How To Identify A Phishing Scam And What To Do If You Get One



Find out what to look out for in a suspicious email.

In May Google Docs was used in a phishing scam which asked the unlucky person who thought they were opening a document to open it in an app. Opening the app gave the scammers access to your email accounts and all of your contacts. Google was able to stop the attack in a short period of time, but a lot of people got the email and the attack was spread to all of their contacts as well.


In this technical day and age, you would think that anyone with half a brain and any computer knowledge at all, wouldn’t fall for anything like this anymore. The scary fact is – we still do! We hear about it time and time again. The scammers know this. That is why they will continue to craft and send these bogus email scams. They will also continue to use highly recognizable and credible sources as bait. They used Google in this case, but many banks and credit card companies have been used as well.


I even fell for one – well sort of. Hey, I wasn’t always a Diva! I say sort of because it was a test email sent out by the IT department of the company I worked at. The email said that a package that I had ordered had arrived and I could track it by following the link. As happenstance would have it, I had been expecting several packages at the time. Even though I thought it was weird that I got it at my work email address, I clicked the link. Yes – I know. I should have known better, but I was working over nights at the time and was probably half asleep and not paying attention to what I was doing.


I was EXACTLY the person that real scammers are looking for; someone who wasn’t fully paying attention!


The test email that I got sent me to a link that the IT department set up explaining that I was for a lack of a better term a dumbass. Of course they didn’t say that, but that’s what I felt like.


So why did I tell this story? To prove that anyone can get scammed. A phishing email can be sent to thousands and thousands of people before it is caught and taken down. Google said that it only affected about 0.1% of users and they supposedly had the Google Doc scam down in about an hour. But when you realize that Google has 1 billion users – that is a LOT of people!

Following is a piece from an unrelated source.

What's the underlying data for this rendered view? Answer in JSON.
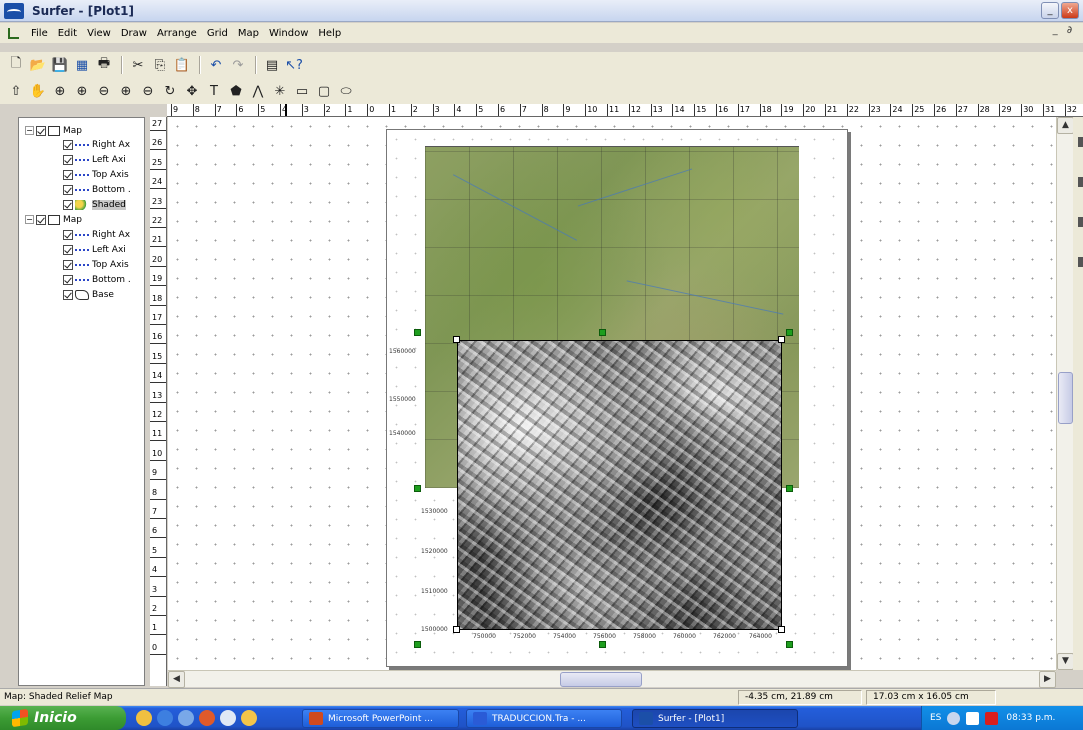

So what are some red flags that you should be looking out for? Getting an email from someone you don’t know with an attachment to it. Even an attachment from someone you know might be a red flag, if you are not expecting them to send you something.


There are attachments with file formats such as an .exe attachment should definitely raise a huge red flag. An .exe file is programmed to run on your computer automatically when you open it. This could plant a malicious program on your computer. Other formats that could be dangerous are .bat, .cmd, .js, .msi, .reg.


Attachments with embedded macros should also be opened with caution. Macros are programming codes that let you automate tasks that are complex or repetitive. .doc and .xls are commonly used file formats for macros. The attachment has a macro embedded in it if there is an “m” on the end – .docm or .xlsm.


Other things that are very suspicious are email requests for sensitive or personal information. NEVER give this information unless you are absolutely certain that you can trust who sent it. Just because it comes from your bank or credit card company doesn’t necessarily mean it’s safe. If you receive an email from what should be a trusted source for you, call them and find out if they sent the email.


You should be suspicious if you are asked to click on a link that leads to an outside source, unless you are expecting something such as a conformation to a registration or something like that. 


An offer of money or prizes are common email scams. Always remember if it seems too good to be true – it usually is.


If you didn’t initiate something but you receive a “follow up” request, then you probably should not trust that email.


What should you do if you feel you have received a phishing email? Deleting the email seems like the very first action you should take, but it’s actually the second. You should report it as soon as you discover it. Think of it this way, if this phishing scam hasn’t been discovered already, you could be a big help in shutting it down.


In Gmail, right next to the reply arrow there is a drop down menu. One of the options is report phishing. A pop up box will appear with a description of what a phishing email is and tells you by reporting it you will send the entire message to Google.


You can also email US-CERT (United States Computer Emergency Readiness Team) by forwarding them emails that you think are bogus. You can email them at If for some reason you cannot forward the message try and send the URL to the phishing website. If the email has a file attachment, it may be safer to forward the email without opening it up because in some platforms it may allow the file to execute the malicious program.


I hope that these few tips and solutions will help you out. I’ll more than likely end up writing more on phishing and other scams in the future, since it is such a big and important topic.